24 Jun 2013
Getting there: A step-by-step guide to asking for a tax or price target
8. Keep pushing, and look for allies
You will know from your advocacy experience that it can take months or even years to move governments. The idea of a tobacco tax target, and of tobacco tax increases, is inherently a good one that can simultaneously benefit public health and the public treasury. But sometimes government systems fail to implement obviously good ideas unless more public pressure is applied, particularly if the tobacco industry has convinced some in the system that tobacco taxes aren’t a good idea.
One way to increase the pressure, if you haven’t done it already, is to sign up other prestigious health organizations to support your push for a tax target. A memo from your national medical association, for example, may have far more impact than a well-documented brief from a tobacco control NGO, even if the basic arguments are the same.
Perhaps even more importantly on the tax issue, actively look for less conventional alliances. Some possibilities are:
- Good governance organizations, such as Transparency International or similar local anti-corruption groups to support you on illicit trade controls

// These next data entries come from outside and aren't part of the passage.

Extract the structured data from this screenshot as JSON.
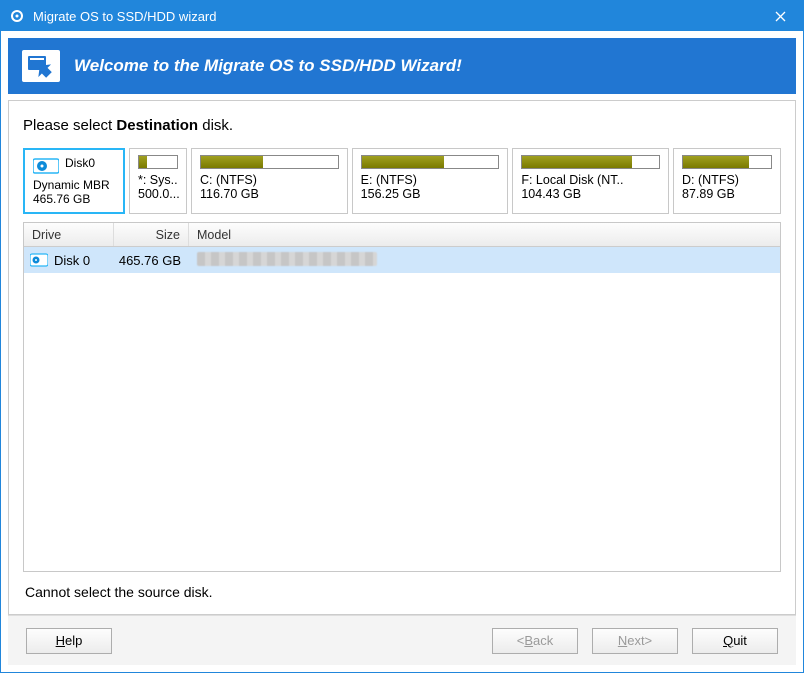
{
  "titlebar": {
    "title": "Migrate OS to SSD/HDD wizard"
  },
  "banner": {
    "text": "Welcome to the Migrate OS to SSD/HDD Wizard!"
  },
  "prompt_prefix": "Please select ",
  "prompt_bold": "Destination",
  "prompt_suffix": " disk.",
  "disk0": {
    "name": "Disk0",
    "type": "Dynamic MBR",
    "size": "465.76 GB"
  },
  "volumes": [
    {
      "label": "*: Sys..",
      "size": "500.0...",
      "fill": 22
    },
    {
      "label": "C: (NTFS)",
      "size": "116.70 GB",
      "fill": 45
    },
    {
      "label": "E: (NTFS)",
      "size": "156.25 GB",
      "fill": 60
    },
    {
      "label": "F: Local Disk (NT..",
      "size": "104.43 GB",
      "fill": 80
    },
    {
      "label": "D: (NTFS)",
      "size": "87.89 GB",
      "fill": 75
    }
  ],
  "grid": {
    "headers": {
      "drive": "Drive",
      "size": "Size",
      "model": "Model"
    },
    "rows": [
      {
        "drive": "Disk 0",
        "size": "465.76 GB",
        "model_blurred": true
      }
    ]
  },
  "note": "Cannot select the source disk.",
  "buttons": {
    "help": "Help",
    "back": "<Back",
    "next": "Next>",
    "quit": "Quit"
  }
}
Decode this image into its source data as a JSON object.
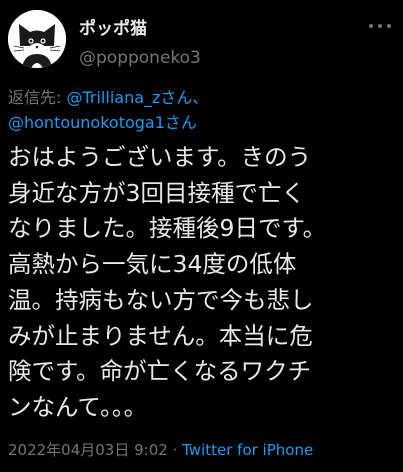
{
  "author": {
    "display_name": "ポッポ猫",
    "handle": "@popponeko3",
    "avatar_icon": "cat-avatar-icon"
  },
  "reply": {
    "prefix": "返信先: ",
    "mention1": "@Trilliana_z",
    "mention1_suffix": "さん、",
    "mention2": "@hontounokotoga1",
    "mention2_suffix": "さん"
  },
  "tweet": {
    "lines": [
      "おはようございます。きのう",
      "身近な方が3回目接種で亡く",
      "なりました。接種後9日です。",
      "高熱から一気に34度の低体",
      "温。持病もない方で今も悲し",
      "みが止まりません。本当に危",
      "険です。命が亡くなるワクチ",
      "ンなんて。。。"
    ]
  },
  "meta": {
    "timestamp": "2022年04月03日 9:02",
    "separator": " · ",
    "source": "Twitter for iPhone"
  },
  "colors": {
    "background": "#000000",
    "text": "#e7e9ea",
    "secondary": "#71767b",
    "link": "#1d9bf0"
  },
  "menu": {
    "icon": "more-options-icon"
  }
}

- Any worthy cause that needs more government money, such as amateur sport, expansion of primary health care, child benefit services. You are proposing something that will increase revenues — maybe you can convince others to join your call for higher tobacco taxes. Even if this tax revenue is not ultimately dedicated to a particular issue, it will still add to general revenue and increase the government’s spending flexibility. For example, if the national nurses’ union is complaining of low pay (and is generally popular with the public), it might be willing to propose raising tobacco taxes in order to pay for increased wages, without increasing the government’s deficit. (You would need to do the math to check that this is credible.)
- University economics departments. You may be lucky to find an academic that is familiar with tax policy and interested in tobacco tax issues. They may not be able to do a lot of work on the subject, but might be willing to accompany you to meetings and add credibility to your arguments. Also, they may have graduate students who are looking for interesting research projects, who might be able to do some analytical work under the guidance of their professor.